“When the Board of Elections repeatedly asks candidates to follow the rules and the candidates just ignore the Board of Elections requests and that leads to a referral to our office, then we are likely, if we find a charge, to bring it,” Neronha said, contrasting the case with candidates who may forget to initially file their reports.

Richard Thornton, the campaign finance director at the Board of Elections, said Catala has not filed his past-due reports or had any communication with the office since his arrest.

Catala is racking up $6 per day in fines for his unfiled 2022 reports, and owes more than $18,000 in fines for his 2018 reports, Thornton said.

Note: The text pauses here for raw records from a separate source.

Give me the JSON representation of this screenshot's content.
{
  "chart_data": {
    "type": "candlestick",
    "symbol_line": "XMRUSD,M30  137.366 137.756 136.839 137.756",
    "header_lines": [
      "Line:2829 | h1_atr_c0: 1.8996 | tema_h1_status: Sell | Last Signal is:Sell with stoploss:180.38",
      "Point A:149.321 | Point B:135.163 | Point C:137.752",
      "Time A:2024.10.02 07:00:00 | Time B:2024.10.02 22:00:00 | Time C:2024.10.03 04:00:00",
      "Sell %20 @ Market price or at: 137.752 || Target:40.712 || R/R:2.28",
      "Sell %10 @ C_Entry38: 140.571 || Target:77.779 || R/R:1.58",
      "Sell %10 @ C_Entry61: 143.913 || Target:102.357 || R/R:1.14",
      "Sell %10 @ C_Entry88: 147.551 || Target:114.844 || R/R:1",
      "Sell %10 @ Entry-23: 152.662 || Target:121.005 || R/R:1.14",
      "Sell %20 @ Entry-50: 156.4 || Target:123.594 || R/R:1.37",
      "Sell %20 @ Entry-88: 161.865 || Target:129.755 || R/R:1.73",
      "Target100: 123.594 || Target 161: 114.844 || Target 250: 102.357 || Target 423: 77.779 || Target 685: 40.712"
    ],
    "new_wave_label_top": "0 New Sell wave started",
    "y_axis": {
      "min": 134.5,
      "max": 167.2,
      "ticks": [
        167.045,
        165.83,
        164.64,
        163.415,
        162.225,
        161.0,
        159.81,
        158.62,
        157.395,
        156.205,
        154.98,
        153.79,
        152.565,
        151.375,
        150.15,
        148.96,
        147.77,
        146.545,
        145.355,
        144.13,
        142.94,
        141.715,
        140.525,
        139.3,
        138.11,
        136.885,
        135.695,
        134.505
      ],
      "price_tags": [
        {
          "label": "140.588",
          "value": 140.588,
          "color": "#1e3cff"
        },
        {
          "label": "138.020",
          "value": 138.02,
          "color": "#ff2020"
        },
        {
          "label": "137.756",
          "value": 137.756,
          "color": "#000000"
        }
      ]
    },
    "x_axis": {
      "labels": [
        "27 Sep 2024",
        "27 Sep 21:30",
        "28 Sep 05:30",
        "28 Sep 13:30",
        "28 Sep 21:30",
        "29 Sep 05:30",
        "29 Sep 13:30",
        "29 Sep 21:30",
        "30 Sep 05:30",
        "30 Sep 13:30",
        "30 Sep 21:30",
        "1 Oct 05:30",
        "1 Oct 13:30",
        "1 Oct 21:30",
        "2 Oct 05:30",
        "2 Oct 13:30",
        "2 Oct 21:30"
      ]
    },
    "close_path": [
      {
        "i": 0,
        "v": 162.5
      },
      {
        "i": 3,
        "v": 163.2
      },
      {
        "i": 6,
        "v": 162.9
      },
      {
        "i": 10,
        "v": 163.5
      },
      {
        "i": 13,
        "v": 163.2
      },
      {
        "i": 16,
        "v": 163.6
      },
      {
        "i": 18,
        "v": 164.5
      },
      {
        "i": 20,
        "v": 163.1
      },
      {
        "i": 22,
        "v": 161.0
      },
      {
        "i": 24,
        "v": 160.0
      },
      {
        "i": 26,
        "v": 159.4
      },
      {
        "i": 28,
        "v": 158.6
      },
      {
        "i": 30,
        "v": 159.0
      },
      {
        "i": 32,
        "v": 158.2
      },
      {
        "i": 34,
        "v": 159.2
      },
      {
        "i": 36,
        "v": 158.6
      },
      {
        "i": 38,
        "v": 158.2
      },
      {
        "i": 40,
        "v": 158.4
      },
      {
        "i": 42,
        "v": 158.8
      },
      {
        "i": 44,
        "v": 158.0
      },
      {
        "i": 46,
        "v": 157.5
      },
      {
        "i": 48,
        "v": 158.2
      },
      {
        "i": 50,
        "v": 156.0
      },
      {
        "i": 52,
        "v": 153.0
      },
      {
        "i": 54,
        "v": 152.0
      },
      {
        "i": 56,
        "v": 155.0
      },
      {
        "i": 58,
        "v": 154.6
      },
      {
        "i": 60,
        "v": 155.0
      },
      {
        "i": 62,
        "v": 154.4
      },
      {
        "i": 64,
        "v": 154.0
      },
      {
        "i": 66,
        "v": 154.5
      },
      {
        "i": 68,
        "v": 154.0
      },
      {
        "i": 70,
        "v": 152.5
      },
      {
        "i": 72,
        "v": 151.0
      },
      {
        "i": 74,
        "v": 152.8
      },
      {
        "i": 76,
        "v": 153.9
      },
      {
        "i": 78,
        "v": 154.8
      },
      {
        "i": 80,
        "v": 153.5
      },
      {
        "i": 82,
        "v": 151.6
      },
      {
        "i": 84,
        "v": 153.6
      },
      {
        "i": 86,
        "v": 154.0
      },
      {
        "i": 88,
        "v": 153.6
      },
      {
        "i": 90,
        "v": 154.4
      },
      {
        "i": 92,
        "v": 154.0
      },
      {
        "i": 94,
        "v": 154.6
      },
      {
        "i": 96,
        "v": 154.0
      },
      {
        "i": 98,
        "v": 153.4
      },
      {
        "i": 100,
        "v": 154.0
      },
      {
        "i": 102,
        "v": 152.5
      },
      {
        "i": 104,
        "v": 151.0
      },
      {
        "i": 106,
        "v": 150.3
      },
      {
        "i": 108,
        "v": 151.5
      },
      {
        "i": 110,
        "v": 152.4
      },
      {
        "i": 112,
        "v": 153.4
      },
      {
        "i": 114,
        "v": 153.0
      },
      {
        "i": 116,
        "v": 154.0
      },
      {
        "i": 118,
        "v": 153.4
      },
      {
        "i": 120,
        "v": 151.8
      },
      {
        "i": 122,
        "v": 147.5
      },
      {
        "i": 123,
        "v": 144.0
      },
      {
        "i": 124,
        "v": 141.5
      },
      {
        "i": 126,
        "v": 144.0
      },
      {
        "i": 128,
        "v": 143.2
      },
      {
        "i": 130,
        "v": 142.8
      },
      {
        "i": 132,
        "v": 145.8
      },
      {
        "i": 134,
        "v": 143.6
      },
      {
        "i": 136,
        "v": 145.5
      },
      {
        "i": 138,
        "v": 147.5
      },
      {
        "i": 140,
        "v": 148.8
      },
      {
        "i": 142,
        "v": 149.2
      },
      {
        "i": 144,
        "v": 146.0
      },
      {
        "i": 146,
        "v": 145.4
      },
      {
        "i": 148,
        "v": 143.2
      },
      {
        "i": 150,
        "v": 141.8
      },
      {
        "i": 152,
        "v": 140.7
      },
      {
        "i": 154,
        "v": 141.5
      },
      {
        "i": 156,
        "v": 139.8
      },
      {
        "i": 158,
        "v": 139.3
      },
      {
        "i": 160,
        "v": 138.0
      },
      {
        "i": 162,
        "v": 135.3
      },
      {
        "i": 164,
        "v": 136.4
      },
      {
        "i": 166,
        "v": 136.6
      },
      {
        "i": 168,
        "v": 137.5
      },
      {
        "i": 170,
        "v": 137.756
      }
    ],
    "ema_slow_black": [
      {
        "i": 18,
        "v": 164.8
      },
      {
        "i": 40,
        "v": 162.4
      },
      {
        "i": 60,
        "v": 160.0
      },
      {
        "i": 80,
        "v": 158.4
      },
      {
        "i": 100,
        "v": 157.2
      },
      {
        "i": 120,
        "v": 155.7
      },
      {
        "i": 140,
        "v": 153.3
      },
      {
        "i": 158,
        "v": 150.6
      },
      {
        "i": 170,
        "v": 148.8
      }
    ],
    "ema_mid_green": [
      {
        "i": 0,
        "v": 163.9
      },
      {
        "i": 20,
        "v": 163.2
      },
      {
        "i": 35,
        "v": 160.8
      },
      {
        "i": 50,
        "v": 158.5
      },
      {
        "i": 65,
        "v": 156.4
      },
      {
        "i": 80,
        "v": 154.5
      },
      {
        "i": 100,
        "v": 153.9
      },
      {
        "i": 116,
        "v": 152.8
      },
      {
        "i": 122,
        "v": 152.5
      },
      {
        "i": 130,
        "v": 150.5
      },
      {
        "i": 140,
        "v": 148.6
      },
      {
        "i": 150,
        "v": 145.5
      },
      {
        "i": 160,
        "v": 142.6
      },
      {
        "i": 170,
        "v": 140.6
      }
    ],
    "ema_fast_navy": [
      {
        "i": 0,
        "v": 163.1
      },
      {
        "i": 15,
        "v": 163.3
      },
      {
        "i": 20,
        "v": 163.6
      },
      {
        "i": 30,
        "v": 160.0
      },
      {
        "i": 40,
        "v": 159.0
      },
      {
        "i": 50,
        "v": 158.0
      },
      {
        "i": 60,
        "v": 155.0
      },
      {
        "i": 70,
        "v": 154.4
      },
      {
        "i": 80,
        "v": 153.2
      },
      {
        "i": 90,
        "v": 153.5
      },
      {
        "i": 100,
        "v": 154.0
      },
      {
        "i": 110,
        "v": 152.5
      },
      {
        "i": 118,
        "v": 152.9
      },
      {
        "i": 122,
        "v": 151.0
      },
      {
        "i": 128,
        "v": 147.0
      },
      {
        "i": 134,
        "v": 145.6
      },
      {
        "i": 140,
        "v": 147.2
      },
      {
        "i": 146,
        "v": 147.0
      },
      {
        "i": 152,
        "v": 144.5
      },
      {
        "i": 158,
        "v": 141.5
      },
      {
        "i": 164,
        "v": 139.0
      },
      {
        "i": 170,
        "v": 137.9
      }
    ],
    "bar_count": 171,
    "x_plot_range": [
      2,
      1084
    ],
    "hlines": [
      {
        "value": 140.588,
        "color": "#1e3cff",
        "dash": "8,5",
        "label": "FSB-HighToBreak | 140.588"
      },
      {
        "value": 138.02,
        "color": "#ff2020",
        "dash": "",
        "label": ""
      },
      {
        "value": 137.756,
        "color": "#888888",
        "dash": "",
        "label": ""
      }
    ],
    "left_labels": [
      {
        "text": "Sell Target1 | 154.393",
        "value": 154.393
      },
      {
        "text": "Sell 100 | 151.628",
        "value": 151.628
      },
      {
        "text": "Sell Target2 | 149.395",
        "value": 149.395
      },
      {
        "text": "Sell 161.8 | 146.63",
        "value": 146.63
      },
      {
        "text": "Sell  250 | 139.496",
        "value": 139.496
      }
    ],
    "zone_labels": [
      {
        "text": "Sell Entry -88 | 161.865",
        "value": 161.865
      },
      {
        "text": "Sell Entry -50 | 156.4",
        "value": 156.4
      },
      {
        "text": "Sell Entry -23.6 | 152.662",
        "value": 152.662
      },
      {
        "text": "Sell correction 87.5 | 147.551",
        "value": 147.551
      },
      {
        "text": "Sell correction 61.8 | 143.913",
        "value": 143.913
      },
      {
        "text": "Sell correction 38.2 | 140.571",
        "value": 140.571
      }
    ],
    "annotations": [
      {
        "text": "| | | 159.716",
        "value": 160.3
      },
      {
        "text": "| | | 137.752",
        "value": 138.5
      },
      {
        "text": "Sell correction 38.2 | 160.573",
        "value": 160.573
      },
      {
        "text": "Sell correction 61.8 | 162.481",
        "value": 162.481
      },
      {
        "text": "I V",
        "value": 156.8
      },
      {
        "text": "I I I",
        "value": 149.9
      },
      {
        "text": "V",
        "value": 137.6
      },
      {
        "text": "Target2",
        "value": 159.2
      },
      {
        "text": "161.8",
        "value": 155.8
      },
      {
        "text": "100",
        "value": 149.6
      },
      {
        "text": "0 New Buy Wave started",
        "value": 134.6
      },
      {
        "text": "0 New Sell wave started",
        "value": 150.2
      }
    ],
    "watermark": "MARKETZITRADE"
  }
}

Neronha said failing to file the reports leaves the public in a difficult position.

“They have no idea how that person’s campaign is being financed, so they don’t know what is motivating that candidate,” Neronha said. “They don’t know how to judge conflicts of interest.”

Neronha said he opted not to award the DOJ grant to the NAACP after twice asking the organization about how they were going to document how they were spending the money, and did not receive anything back.

“We have brought charges against the head of an organization for failing to account, allegedly, how he spent money,” Neronha said. “You can see why we might have some concerns.”

Steph Machado ( is a Target 12 investigative reporter covering Providence, politics and more for 12 News. Connect with her on Twitter and on Facebook.